We immediately reported this attack to Princeton and to Navy Federal Credit Union, who quickly acknowledged our report. At the time of writing this, the phishing url is still up, and is not detected as phishing by Chrome and Safari.
The attackers attempt to gather critical user information:
1. Username and password
2. Phone number
3. Email and password
4. SMS code, such as MFA codes, sent to the user’s mobile device.
Upon entering an email and password, the user is prompted to insert them again by claiming that the details are incorrect. This is a common practice for attackers, which both increases credibility of the attack and helps handling users mis-typing information.
A hidden method to exfiltrate data
Usually, attackers send the gathered information to their own server, or else will sometimes send an email with the gathered data to themselves. In this case, the data is exfiltrated by sending the gathered information to a Telegram bot.
The attackers protect the code that does this with a relatively simple obfuscation.

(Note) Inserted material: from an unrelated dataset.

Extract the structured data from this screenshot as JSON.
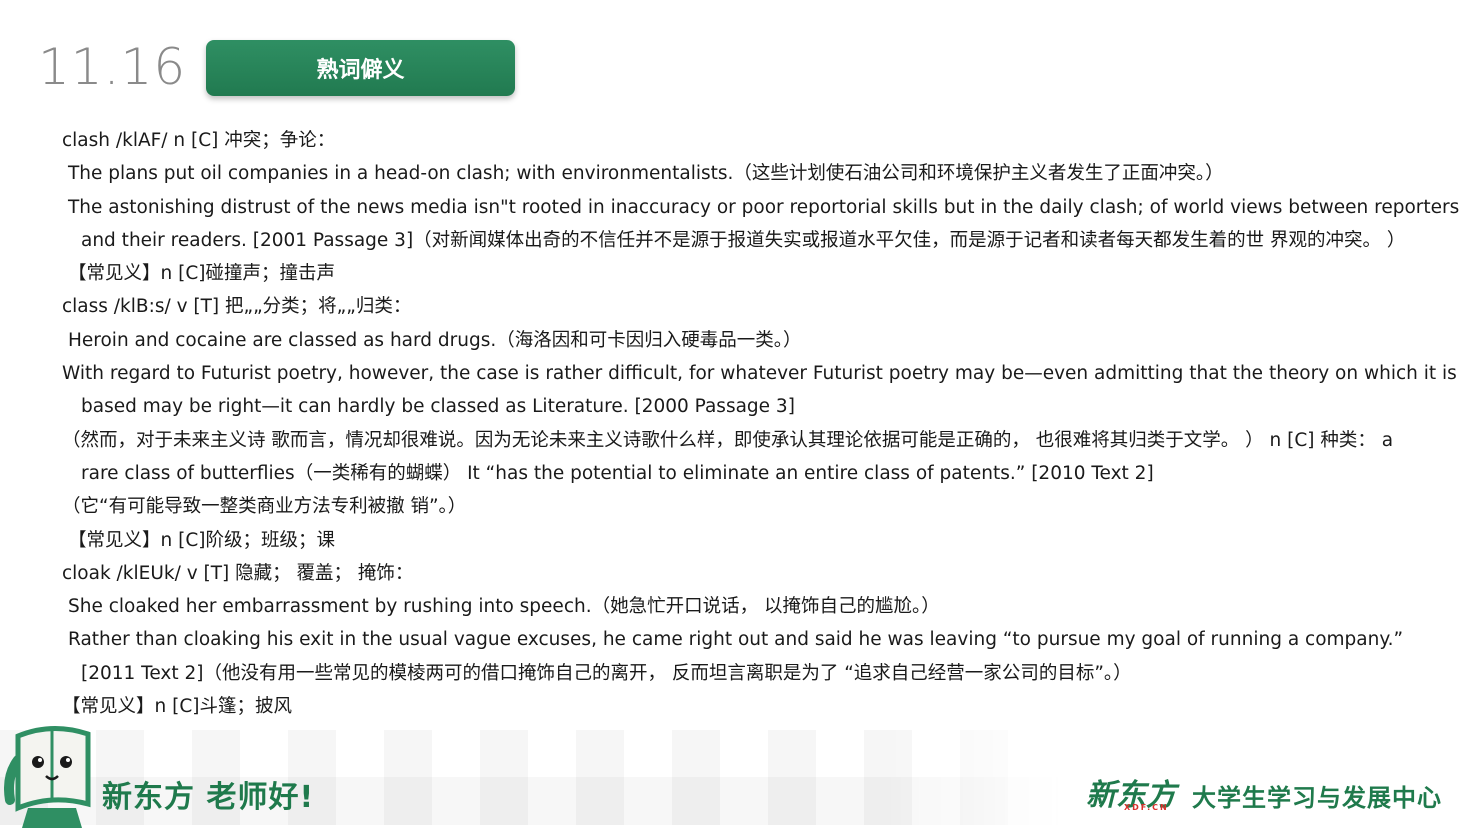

As phishing attacks continue to grow in volume, sooner or later everyone will receive a phishing link (most of us have already received many such links, even if we don’t always notice them).
Some attacks are very easy to spot, while others are more sophisticated. It is important to always keep up your guard when getting an email or a text message.
novoShield protects users from this phishing attack.